Op-ed: The Senate must act
By Rep. Rob Bishop, Standard Examiner
I am frustrated. "Dancing with the Stars" would not be exciting if each participant didn't have a partner. It does indeed take two to tango. Keeping the government funded right now and avoiding a shutdown takes two as well -- the House and the Senate. So far this year, only the House has acted; the Democratic Senate hasn't even shown up for the dance; and it's frustrating.
Last year, the leaders of the House, Senate and executive branch -- all from the same party -- failed in a historic way to pass a budget or appropriation bills. So this year, the House -- now under new management -- started the process that should have been done last year, and passed a funding resolution. It went to the Senate, and there the progress has ended.
We all know how the process should work. I taught it to all my high school government classes. The House passes a bill. The Senate passes their version. They work out the differences in a conference committee. In order for that to work, at some point the Senate has to pass something! The House has acted. The Senate has not.
It has been over 40 days since the Senate received the House bill, and still the Senate has not passed their own bill. They voted down the House version.
Then they voted down their own Democratic version by an even larger margin. Go figure. That is where it has stopped; but it can't. The Senate has to pass something -- anything. If not, the government shuts down.
A shutdown of the government does not solve our problems. It does not balance our budget. It does not cut our spending. It does hurt people -- especially in Northern Utah.
Twice the House has initiated budget extensions, accompanied by $10 billion in spending reductions. We are cutting spending while still keeping the government running. The House has bent over backwards to be accommodating, and still Senate Leader Reid dithers.
If the government does shut down Congressional staff will be treated the same as all other federal employees. I also agree that during this time, Members of Congress and the president should not be compensated if we fail to do our jobs.
I hear a lot of rhetoric about the "adult" thing to do. The "adult" thing to do was for last year's leaders to accept responsibility and pass a budget. This year, the "adult" thing to do is have the Senate leadership act and avoid a government shutdown.
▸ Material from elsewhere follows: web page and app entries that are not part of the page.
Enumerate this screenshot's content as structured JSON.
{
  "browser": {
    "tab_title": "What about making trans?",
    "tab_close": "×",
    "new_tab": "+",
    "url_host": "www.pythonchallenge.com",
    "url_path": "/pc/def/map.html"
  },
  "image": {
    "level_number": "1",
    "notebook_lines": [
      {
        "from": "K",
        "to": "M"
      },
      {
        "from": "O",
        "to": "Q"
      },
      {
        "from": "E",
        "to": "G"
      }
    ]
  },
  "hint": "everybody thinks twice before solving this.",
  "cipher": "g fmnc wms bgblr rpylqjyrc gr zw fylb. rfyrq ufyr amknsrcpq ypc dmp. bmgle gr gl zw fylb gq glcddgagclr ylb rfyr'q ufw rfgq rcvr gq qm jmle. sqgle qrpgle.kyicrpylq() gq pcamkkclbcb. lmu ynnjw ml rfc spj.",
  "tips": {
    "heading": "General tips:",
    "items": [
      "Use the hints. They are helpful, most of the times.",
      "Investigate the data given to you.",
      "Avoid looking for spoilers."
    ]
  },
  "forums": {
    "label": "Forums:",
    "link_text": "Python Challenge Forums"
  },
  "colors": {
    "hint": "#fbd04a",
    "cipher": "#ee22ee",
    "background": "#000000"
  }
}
It is worrisome when people like Howard Dean suggest there may be political gain for his party if the Senate allows a shutdown. Hopefully he and the Senate Democrats will wake up and realize this isn't some reality show -- it's real life, and we need to do our jobs.
Bishop represents the First Congressional District in Utah.